motorcycle grand prix organiser Dorna, the financing of a loan
to Formula One Group, the investment in Australian shopping
malls and an expansion of its warehouse portfolio in Brazil with
Singapore-based Global Logistic Properties.
Wiseman said he expects another interesting year in global
infrastructure and private equity.
"We're looking at a number of opportunities on a global
basis around infrastructure - actually, I think at present we
are looking at opportunities in infrastructure on three
continents," he said.
"On the private equity side ... this is going to be a period
of time when private equity firms are selling assets, either by
IPOs or to strategic buyers, other private equity firms. But
again, we do believe we'll find selective opportunities in this
It was the seventh year of the fund manager's shift to an
active investment strategy. It is seeking to boost returns on

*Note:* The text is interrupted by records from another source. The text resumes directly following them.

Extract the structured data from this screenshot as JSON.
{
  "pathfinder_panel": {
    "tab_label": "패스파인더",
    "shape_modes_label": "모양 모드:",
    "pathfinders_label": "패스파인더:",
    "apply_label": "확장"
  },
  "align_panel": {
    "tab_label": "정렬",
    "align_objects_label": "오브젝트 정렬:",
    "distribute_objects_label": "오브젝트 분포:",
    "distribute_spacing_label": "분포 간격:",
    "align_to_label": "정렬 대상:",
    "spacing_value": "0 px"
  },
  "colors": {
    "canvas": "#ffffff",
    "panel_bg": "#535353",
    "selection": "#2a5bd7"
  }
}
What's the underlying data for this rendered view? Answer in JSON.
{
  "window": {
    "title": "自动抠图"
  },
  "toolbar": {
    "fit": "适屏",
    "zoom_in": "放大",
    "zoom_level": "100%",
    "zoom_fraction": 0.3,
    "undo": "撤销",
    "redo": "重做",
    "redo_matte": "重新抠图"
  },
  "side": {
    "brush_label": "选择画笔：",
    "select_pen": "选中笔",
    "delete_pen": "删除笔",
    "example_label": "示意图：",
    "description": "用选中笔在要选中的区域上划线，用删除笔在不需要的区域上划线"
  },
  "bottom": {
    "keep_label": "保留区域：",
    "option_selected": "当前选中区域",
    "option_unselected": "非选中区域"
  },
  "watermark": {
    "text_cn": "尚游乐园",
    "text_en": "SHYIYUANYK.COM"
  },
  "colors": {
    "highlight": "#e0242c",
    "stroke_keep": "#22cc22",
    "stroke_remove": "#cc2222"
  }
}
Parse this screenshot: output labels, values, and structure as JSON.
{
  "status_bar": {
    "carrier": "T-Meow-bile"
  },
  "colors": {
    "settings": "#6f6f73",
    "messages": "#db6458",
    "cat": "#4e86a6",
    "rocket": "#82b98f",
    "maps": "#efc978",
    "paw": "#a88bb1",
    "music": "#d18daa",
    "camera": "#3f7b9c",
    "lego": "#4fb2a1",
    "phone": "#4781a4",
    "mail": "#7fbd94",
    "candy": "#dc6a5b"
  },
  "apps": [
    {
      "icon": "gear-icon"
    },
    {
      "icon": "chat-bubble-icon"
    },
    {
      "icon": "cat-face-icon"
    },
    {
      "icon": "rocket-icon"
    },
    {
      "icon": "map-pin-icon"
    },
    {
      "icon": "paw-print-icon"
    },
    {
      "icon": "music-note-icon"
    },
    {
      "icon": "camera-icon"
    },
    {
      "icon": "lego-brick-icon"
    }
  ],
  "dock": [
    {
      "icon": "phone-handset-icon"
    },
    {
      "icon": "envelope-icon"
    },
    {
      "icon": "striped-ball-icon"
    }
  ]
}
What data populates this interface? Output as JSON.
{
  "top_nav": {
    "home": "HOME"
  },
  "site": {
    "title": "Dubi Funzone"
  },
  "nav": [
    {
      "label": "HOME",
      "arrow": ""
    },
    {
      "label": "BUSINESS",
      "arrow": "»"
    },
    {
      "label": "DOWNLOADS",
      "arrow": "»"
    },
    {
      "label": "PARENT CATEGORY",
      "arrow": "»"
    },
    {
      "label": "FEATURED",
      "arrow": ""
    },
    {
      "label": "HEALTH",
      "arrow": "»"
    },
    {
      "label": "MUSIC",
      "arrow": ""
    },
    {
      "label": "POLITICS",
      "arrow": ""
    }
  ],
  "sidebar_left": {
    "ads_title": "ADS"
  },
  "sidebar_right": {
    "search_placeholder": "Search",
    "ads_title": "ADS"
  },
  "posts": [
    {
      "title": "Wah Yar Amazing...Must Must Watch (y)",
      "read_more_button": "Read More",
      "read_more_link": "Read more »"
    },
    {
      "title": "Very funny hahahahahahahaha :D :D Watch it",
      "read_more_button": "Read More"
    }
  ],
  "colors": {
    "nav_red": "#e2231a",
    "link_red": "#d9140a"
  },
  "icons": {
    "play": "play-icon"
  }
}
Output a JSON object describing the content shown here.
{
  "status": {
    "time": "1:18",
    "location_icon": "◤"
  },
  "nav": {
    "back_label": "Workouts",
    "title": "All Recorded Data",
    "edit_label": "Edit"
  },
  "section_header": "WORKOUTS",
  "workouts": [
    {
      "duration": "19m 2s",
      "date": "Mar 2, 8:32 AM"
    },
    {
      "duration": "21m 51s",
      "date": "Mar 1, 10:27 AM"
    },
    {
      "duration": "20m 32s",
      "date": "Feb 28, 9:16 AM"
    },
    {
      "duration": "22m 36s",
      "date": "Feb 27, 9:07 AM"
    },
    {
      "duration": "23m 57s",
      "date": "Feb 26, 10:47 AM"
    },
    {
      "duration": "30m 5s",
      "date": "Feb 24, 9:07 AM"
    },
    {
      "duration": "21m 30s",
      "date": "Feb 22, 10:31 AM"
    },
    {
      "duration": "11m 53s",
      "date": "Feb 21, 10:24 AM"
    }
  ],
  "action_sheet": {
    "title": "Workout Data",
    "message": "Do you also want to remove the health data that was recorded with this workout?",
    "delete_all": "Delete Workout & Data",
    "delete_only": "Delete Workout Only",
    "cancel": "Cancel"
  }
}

its massive portfolio by buying real estate, infrastructure and
other assets around the world, while providing both private
equity and credit to partners looking for cash.
Wiseman stressed the fund's long-term investment horizon,
saying its stability and "patient capital" makes it an
attractive partner in a world dominated by short-term thinking.
"For us, a 'quarter' is 25 years, not 90 days," Wiseman told
Efforts to diversify the portfolio have boosted foreign
assets to 63.3 percent of the portfolio, while Canadian assets
make up 36.7 percent of the book.
The 10.1 percent 2013 investment gain was up from 6.6
percent a year earlier and its fourth straight gain after the
fund manager suffered losses in 2008 and 2009. It boosted the
10-year annualized nominal rate of return to 7.4 percent.
CPPIB invests on behalf of 18 million Canadian contributors
and beneficiaries, and still has about eight years before
benefits paid exceed contributions and investment income will be
needed to help pay pensions, in 2021.
Since 2007, CPPIB has increased staff from 154 to 906 -
including 51 employees in London and 32 in Hong Kong - and
ratcheted up its holdings in private market investments in a bid
to outpace financial market returns offered by stocks and bonds.
Wiseman said the staff count would continue to grow and
diversify in geographical expertise, but at a slower pace than
in past years.
Investment returns were led by a 16.8 percent gain in
private foreign developed-market equities, a 13.2 percent rise
in public foreign developed-market equities, a 9.2 percent gain
in real estate, and an 8.8 percent gain in infrastructure.
Weaker parts of the portfolio included investments in
Canadian public equities, which returned 4.2 percent, Canadian
private equities, which returned 3.4 percent, public
emerging-market equities, which returned 2.4 percent, and
inflation-linked bonds, which returned 3.0 percent.